_EXERCISE DIRECTIONS_.
Except for the pictures, retype the records that follow exactly.

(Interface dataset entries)
-=-=-

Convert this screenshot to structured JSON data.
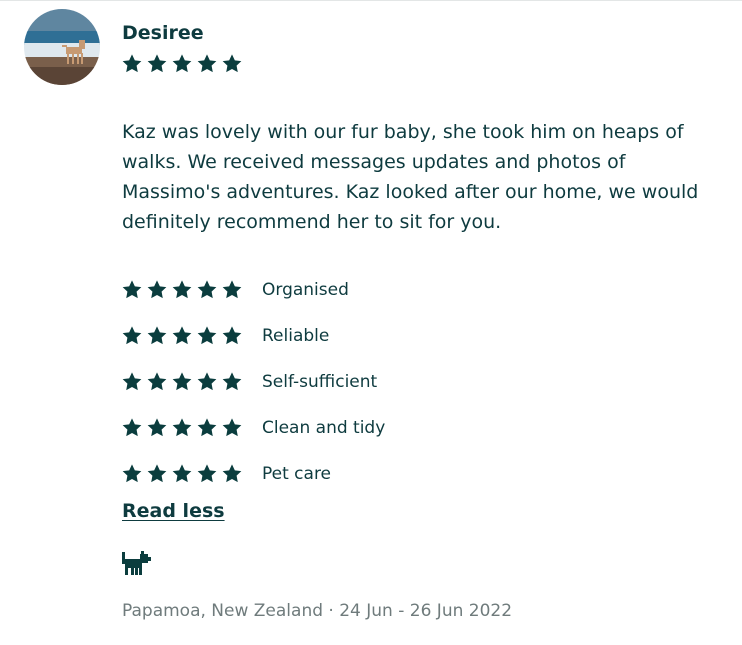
{
  "review": {
    "reviewer_name": "Desiree",
    "overall_rating": 5,
    "text": "Kaz was lovely with our fur baby, she took him on heaps of walks. We received messages updates and photos of Massimo's adventures. Kaz looked after our home, we would definitely recommend her to sit for you.",
    "categories": [
      {
        "label": "Organised",
        "rating": 5
      },
      {
        "label": "Reliable",
        "rating": 5
      },
      {
        "label": "Self-sufficient",
        "rating": 5
      },
      {
        "label": "Clean and tidy",
        "rating": 5
      },
      {
        "label": "Pet care",
        "rating": 5
      }
    ],
    "read_less_label": "Read less",
    "pet_icon": "dog-icon",
    "meta": "Papamoa, New Zealand · 24 Jun - 26 Jun 2022"
  },
  "colors": {
    "primary": "#0e3b3f",
    "star": "#0b3d3e",
    "muted": "#6f7b7c"
  }
}
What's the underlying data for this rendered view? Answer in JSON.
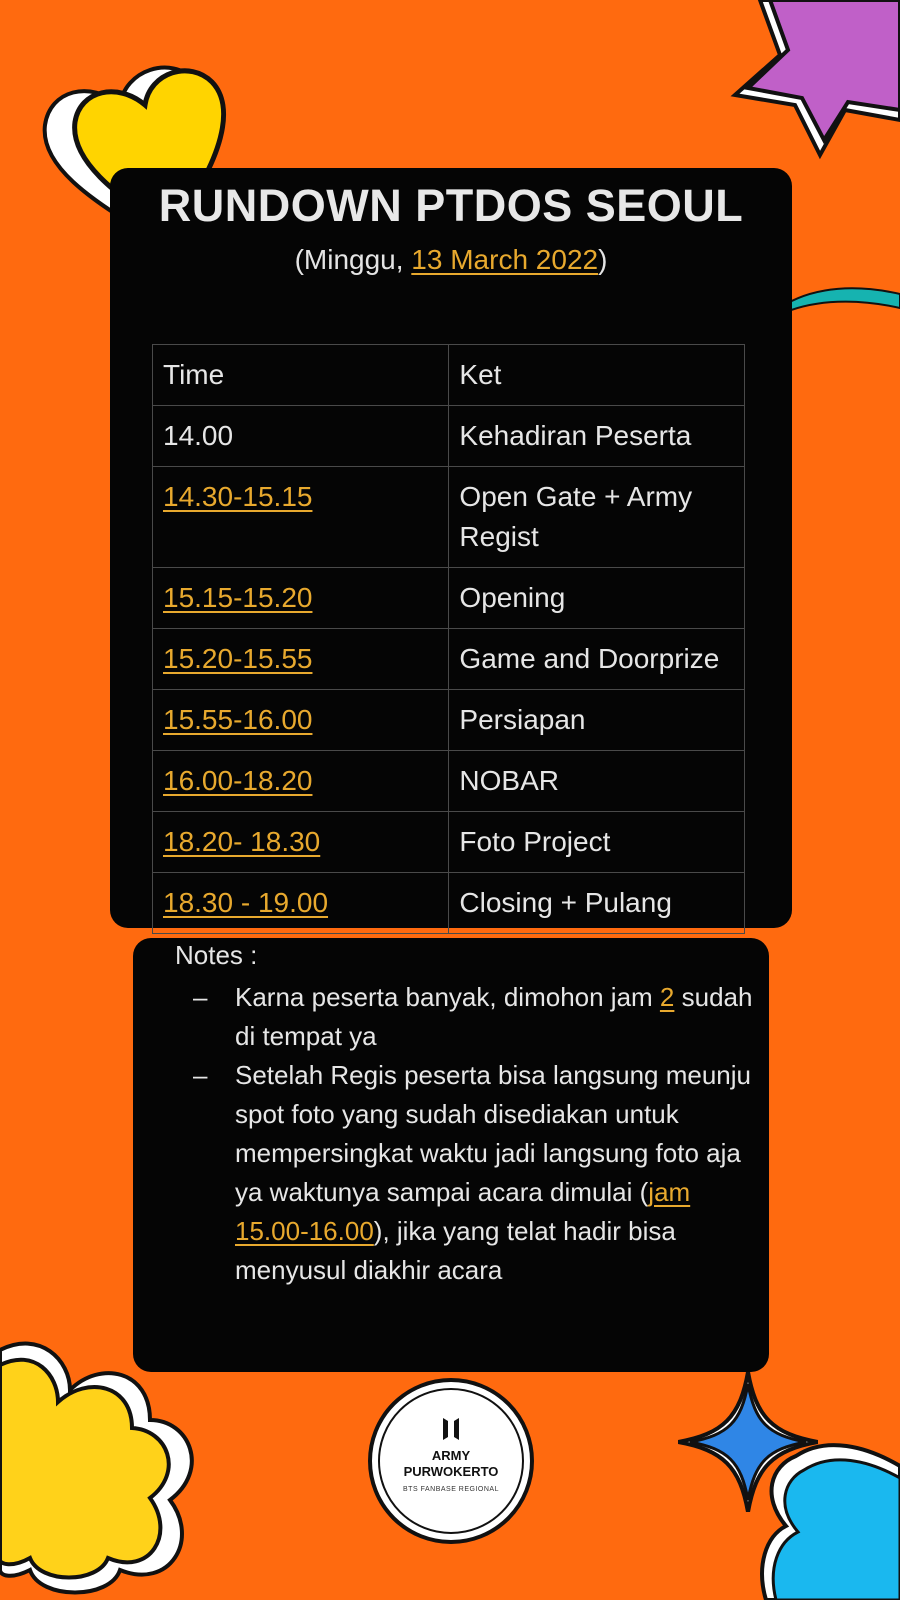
{
  "header": {
    "title": "RUNDOWN PTDOS SEOUL",
    "subtitle_prefix": "(Minggu, ",
    "subtitle_date": "13 March 2022",
    "subtitle_suffix": ")"
  },
  "schedule": {
    "columns": [
      "Time",
      "Ket"
    ],
    "rows": [
      {
        "time": "14.00",
        "ket": "Kehadiran Peserta",
        "time_linked": false
      },
      {
        "time": "14.30-15.15",
        "ket": "Open Gate + Army Regist",
        "time_linked": true
      },
      {
        "time": "15.15-15.20",
        "ket": "Opening",
        "time_linked": true
      },
      {
        "time": "15.20-15.55",
        "ket": "Game and Doorprize",
        "time_linked": true
      },
      {
        "time": "15.55-16.00",
        "ket": "Persiapan",
        "time_linked": true
      },
      {
        "time": "16.00-18.20",
        "ket": "NOBAR",
        "time_linked": true
      },
      {
        "time": "18.20- 18.30",
        "ket": "Foto Project",
        "time_linked": true
      },
      {
        "time": "18.30 - 19.00",
        "ket": "Closing + Pulang",
        "time_linked": true
      }
    ]
  },
  "notes": {
    "label": "Notes :",
    "bullet": "–",
    "item1": {
      "before": "Karna peserta banyak, dimohon jam ",
      "link": "2",
      "after": " sudah di tempat ya"
    },
    "item2": {
      "before": "Setelah Regis peserta bisa langsung meunju spot foto yang sudah disediakan untuk mempersingkat waktu jadi langsung foto aja ya waktunya sampai acara dimulai (",
      "link": "jam 15.00-16.00",
      "after": "), jika yang telat hadir bisa menyusul diakhir acara"
    }
  },
  "logo": {
    "line1": "ARMY",
    "line2": "PURWOKERTO",
    "line3": "BTS FANBASE REGIONAL"
  },
  "colors": {
    "background": "#ff6a0f",
    "card": "#050505",
    "link": "#e8a92e",
    "text": "#e6e6e6"
  }
}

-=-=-

_THE COMPLETED TASK_.
Convert this screenshot to structured JSON data.
{
  "review": {
    "reviewer_name": "Desiree",
    "overall_rating": 5,
    "text": "Kaz was lovely with our fur baby, she took him on heaps of walks. We received messages updates and photos of Massimo's adventures. Kaz looked after our home, we would definitely recommend her to sit for you.",
    "categories": [
      {
        "label": "Organised",
        "rating": 5
      },
      {
        "label": "Reliable",
        "rating": 5
      },
      {
        "label": "Self-sufficient",
        "rating": 5
      },
      {
        "label": "Clean and tidy",
        "rating": 5
      },
      {
        "label": "Pet care",
        "rating": 5
      }
    ],
    "read_less_label": "Read less",
    "pet_icon": "dog-icon",
    "meta": "Papamoa, New Zealand · 24 Jun - 26 Jun 2022"
  },
  "colors": {
    "primary": "#0e3b3f",
    "star": "#0b3d3e",
    "muted": "#6f7b7c"
  }
}
What's the underlying data for this rendered view? Answer in JSON.
{
  "header": {
    "title": "RUNDOWN PTDOS SEOUL",
    "subtitle_prefix": "(Minggu, ",
    "subtitle_date": "13 March 2022",
    "subtitle_suffix": ")"
  },
  "schedule": {
    "columns": [
      "Time",
      "Ket"
    ],
    "rows": [
      {
        "time": "14.00",
        "ket": "Kehadiran Peserta",
        "time_linked": false
      },
      {
        "time": "14.30-15.15",
        "ket": "Open Gate + Army Regist",
        "time_linked": true
      },
      {
        "time": "15.15-15.20",
        "ket": "Opening",
        "time_linked": true
      },
      {
        "time": "15.20-15.55",
        "ket": "Game and Doorprize",
        "time_linked": true
      },
      {
        "time": "15.55-16.00",
        "ket": "Persiapan",
        "time_linked": true
      },
      {
        "time": "16.00-18.20",
        "ket": "NOBAR",
        "time_linked": true
      },
      {
        "time": "18.20- 18.30",
        "ket": "Foto Project",
        "time_linked": true
      },
      {
        "time": "18.30 - 19.00",
        "ket": "Closing + Pulang",
        "time_linked": true
      }
    ]
  },
  "notes": {
    "label": "Notes :",
    "bullet": "–",
    "item1": {
      "before": "Karna peserta banyak, dimohon jam ",
      "link": "2",
      "after": " sudah di tempat ya"
    },
    "item2": {
      "before": "Setelah Regis peserta bisa langsung meunju spot foto yang sudah disediakan untuk mempersingkat waktu jadi langsung foto aja ya waktunya sampai acara dimulai (",
      "link": "jam 15.00-16.00",
      "after": "), jika yang telat hadir bisa menyusul diakhir acara"
    }
  },
  "logo": {
    "line1": "ARMY",
    "line2": "PURWOKERTO",
    "line3": "BTS FANBASE REGIONAL"
  },
  "colors": {
    "background": "#ff6a0f",
    "card": "#050505",
    "link": "#e8a92e",
    "text": "#e6e6e6"
  }
}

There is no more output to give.